| Exercise goal |
Could you please write out each line of the records exactly, minus the pictures?

| Supplied material |
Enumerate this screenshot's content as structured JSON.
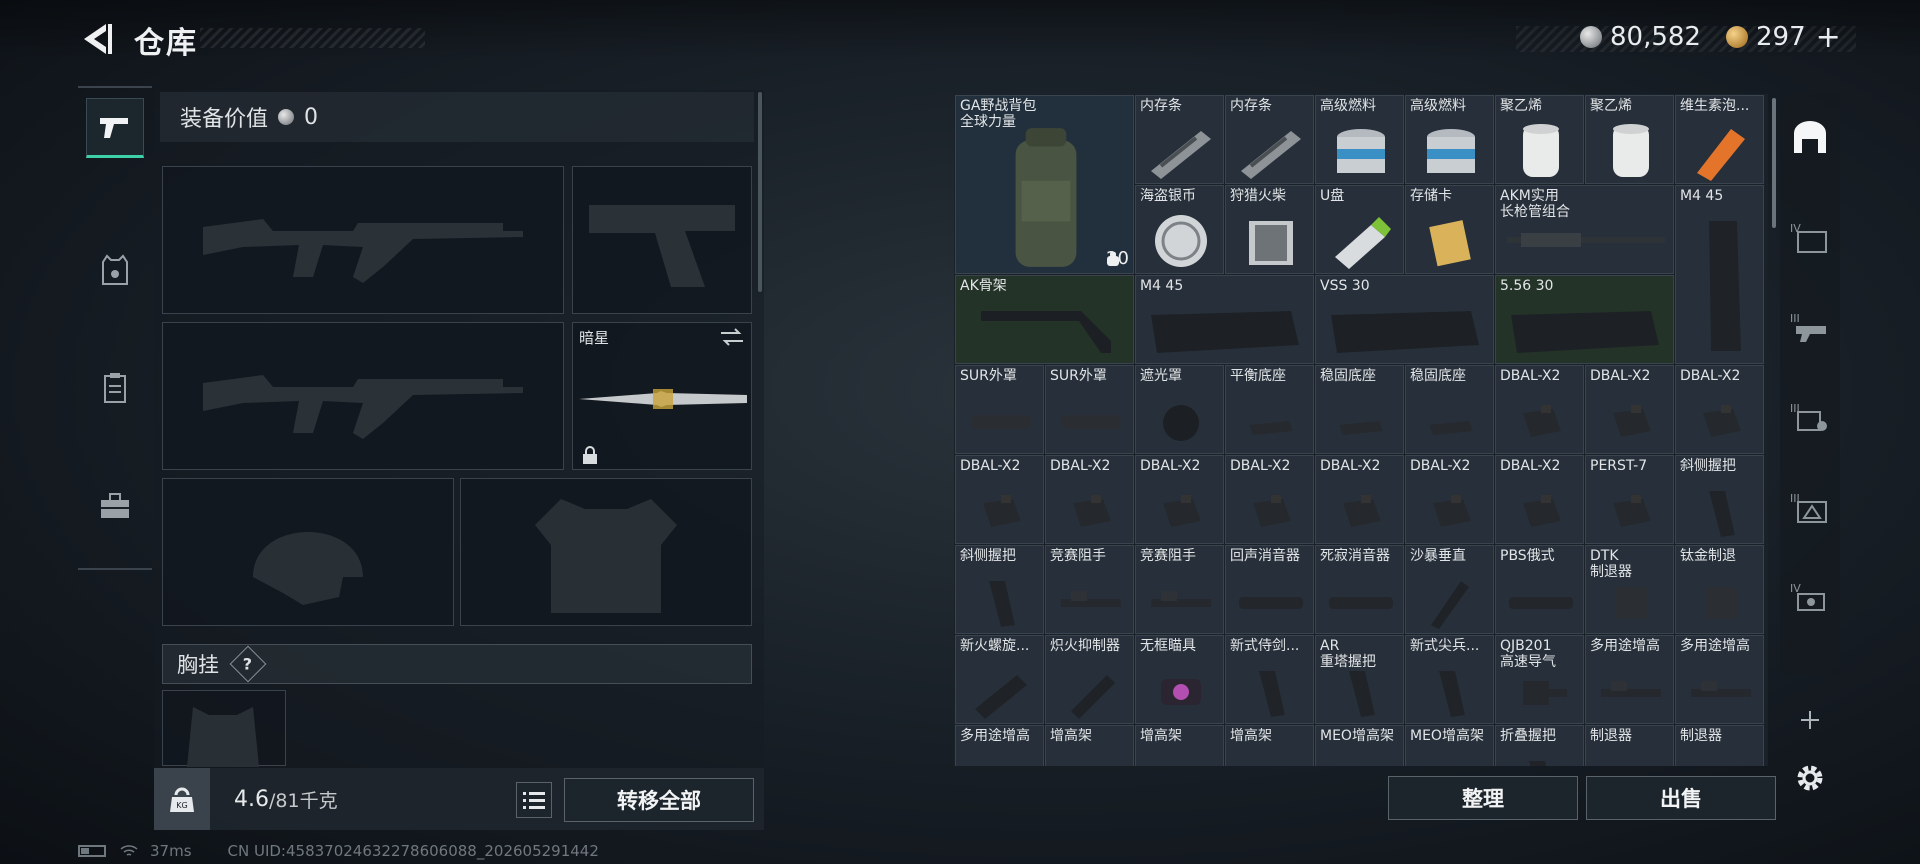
{
  "header": {
    "title": "仓库",
    "back_icon": "back-arrow-icon",
    "currency1": {
      "icon": "silver-coin-icon",
      "value": "80,582"
    },
    "currency2": {
      "icon": "gold-coin-icon",
      "value": "297"
    },
    "add_label": "+"
  },
  "loadout": {
    "value_label": "装备价值",
    "value": "0",
    "secondary_name": "暗星",
    "chest_label": "胸挂",
    "chest_help": "?",
    "weight_current": "4.6",
    "weight_max": "/81千克",
    "transfer_all": "转移全部"
  },
  "grid_actions": {
    "sort": "整理",
    "sell": "出售"
  },
  "items": [
    {
      "name": "GA野战背包\n全球力量",
      "badge": "20"
    },
    {
      "name": "内存条"
    },
    {
      "name": "内存条"
    },
    {
      "name": "高级燃料"
    },
    {
      "name": "高级燃料"
    },
    {
      "name": "聚乙烯"
    },
    {
      "name": "聚乙烯"
    },
    {
      "name": "维生素泡..."
    },
    {
      "name": "海盗银币"
    },
    {
      "name": "狩猎火柴"
    },
    {
      "name": "U盘"
    },
    {
      "name": "存储卡"
    },
    {
      "name": "AKM实用\n长枪管组合"
    },
    {
      "name": "M4 45"
    },
    {
      "name": "AK骨架"
    },
    {
      "name": "M4 45"
    },
    {
      "name": "VSS 30"
    },
    {
      "name": "5.56 30"
    },
    {
      "name": "SUR外罩"
    },
    {
      "name": "SUR外罩"
    },
    {
      "name": "遮光罩"
    },
    {
      "name": "平衡底座"
    },
    {
      "name": "稳固底座"
    },
    {
      "name": "稳固底座"
    },
    {
      "name": "DBAL-X2"
    },
    {
      "name": "DBAL-X2"
    },
    {
      "name": "DBAL-X2"
    },
    {
      "name": "DBAL-X2"
    },
    {
      "name": "DBAL-X2"
    },
    {
      "name": "DBAL-X2"
    },
    {
      "name": "DBAL-X2"
    },
    {
      "name": "DBAL-X2"
    },
    {
      "name": "DBAL-X2"
    },
    {
      "name": "DBAL-X2"
    },
    {
      "name": "PERST-7"
    },
    {
      "name": "斜侧握把"
    },
    {
      "name": "斜侧握把"
    },
    {
      "name": "竞赛阻手"
    },
    {
      "name": "竞赛阻手"
    },
    {
      "name": "回声消音器"
    },
    {
      "name": "死寂消音器"
    },
    {
      "name": "沙暴垂直"
    },
    {
      "name": "PBS俄式"
    },
    {
      "name": "DTK\n制退器"
    },
    {
      "name": "钛金制退"
    },
    {
      "name": "新火螺旋..."
    },
    {
      "name": "炽火抑制器"
    },
    {
      "name": "无框瞄具"
    },
    {
      "name": "新式侍剑..."
    },
    {
      "name": "AR\n重塔握把"
    },
    {
      "name": "新式尖兵..."
    },
    {
      "name": "QJB201\n高速导气"
    },
    {
      "name": "多用途增高"
    },
    {
      "name": "多用途增高"
    },
    {
      "name": "多用途增高"
    },
    {
      "name": "增高架"
    },
    {
      "name": "增高架"
    },
    {
      "name": "增高架"
    },
    {
      "name": "MEO增高架"
    },
    {
      "name": "MEO增高架"
    },
    {
      "name": "折叠握把"
    },
    {
      "name": "制退器"
    },
    {
      "name": "制退器"
    }
  ],
  "status": {
    "ping": "37ms",
    "uid": "CN UID:45837024632278606088_202605291442"
  }
}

| Task answer |
Enumerate this screenshot's content as structured JSON.
{
  "header": {
    "title": "仓库",
    "back_icon": "back-arrow-icon",
    "currency1": {
      "icon": "silver-coin-icon",
      "value": "80,582"
    },
    "currency2": {
      "icon": "gold-coin-icon",
      "value": "297"
    },
    "add_label": "+"
  },
  "loadout": {
    "value_label": "装备价值",
    "value": "0",
    "secondary_name": "暗星",
    "chest_label": "胸挂",
    "chest_help": "?",
    "weight_current": "4.6",
    "weight_max": "/81千克",
    "transfer_all": "转移全部"
  },
  "grid_actions": {
    "sort": "整理",
    "sell": "出售"
  },
  "items": [
    {
      "name": "GA野战背包\n全球力量",
      "badge": "20"
    },
    {
      "name": "内存条"
    },
    {
      "name": "内存条"
    },
    {
      "name": "高级燃料"
    },
    {
      "name": "高级燃料"
    },
    {
      "name": "聚乙烯"
    },
    {
      "name": "聚乙烯"
    },
    {
      "name": "维生素泡..."
    },
    {
      "name": "海盗银币"
    },
    {
      "name": "狩猎火柴"
    },
    {
      "name": "U盘"
    },
    {
      "name": "存储卡"
    },
    {
      "name": "AKM实用\n长枪管组合"
    },
    {
      "name": "M4 45"
    },
    {
      "name": "AK骨架"
    },
    {
      "name": "M4 45"
    },
    {
      "name": "VSS 30"
    },
    {
      "name": "5.56 30"
    },
    {
      "name": "SUR外罩"
    },
    {
      "name": "SUR外罩"
    },
    {
      "name": "遮光罩"
    },
    {
      "name": "平衡底座"
    },
    {
      "name": "稳固底座"
    },
    {
      "name": "稳固底座"
    },
    {
      "name": "DBAL-X2"
    },
    {
      "name": "DBAL-X2"
    },
    {
      "name": "DBAL-X2"
    },
    {
      "name": "DBAL-X2"
    },
    {
      "name": "DBAL-X2"
    },
    {
      "name": "DBAL-X2"
    },
    {
      "name": "DBAL-X2"
    },
    {
      "name": "DBAL-X2"
    },
    {
      "name": "DBAL-X2"
    },
    {
      "name": "DBAL-X2"
    },
    {
      "name": "PERST-7"
    },
    {
      "name": "斜侧握把"
    },
    {
      "name": "斜侧握把"
    },
    {
      "name": "竞赛阻手"
    },
    {
      "name": "竞赛阻手"
    },
    {
      "name": "回声消音器"
    },
    {
      "name": "死寂消音器"
    },
    {
      "name": "沙暴垂直"
    },
    {
      "name": "PBS俄式"
    },
    {
      "name": "DTK\n制退器"
    },
    {
      "name": "钛金制退"
    },
    {
      "name": "新火螺旋..."
    },
    {
      "name": "炽火抑制器"
    },
    {
      "name": "无框瞄具"
    },
    {
      "name": "新式侍剑..."
    },
    {
      "name": "AR\n重塔握把"
    },
    {
      "name": "新式尖兵..."
    },
    {
      "name": "QJB201\n高速导气"
    },
    {
      "name": "多用途增高"
    },
    {
      "name": "多用途增高"
    },
    {
      "name": "多用途增高"
    },
    {
      "name": "增高架"
    },
    {
      "name": "增高架"
    },
    {
      "name": "增高架"
    },
    {
      "name": "MEO增高架"
    },
    {
      "name": "MEO增高架"
    },
    {
      "name": "折叠握把"
    },
    {
      "name": "制退器"
    },
    {
      "name": "制退器"
    }
  ],
  "status": {
    "ping": "37ms",
    "uid": "CN UID:45837024632278606088_202605291442"
  }
}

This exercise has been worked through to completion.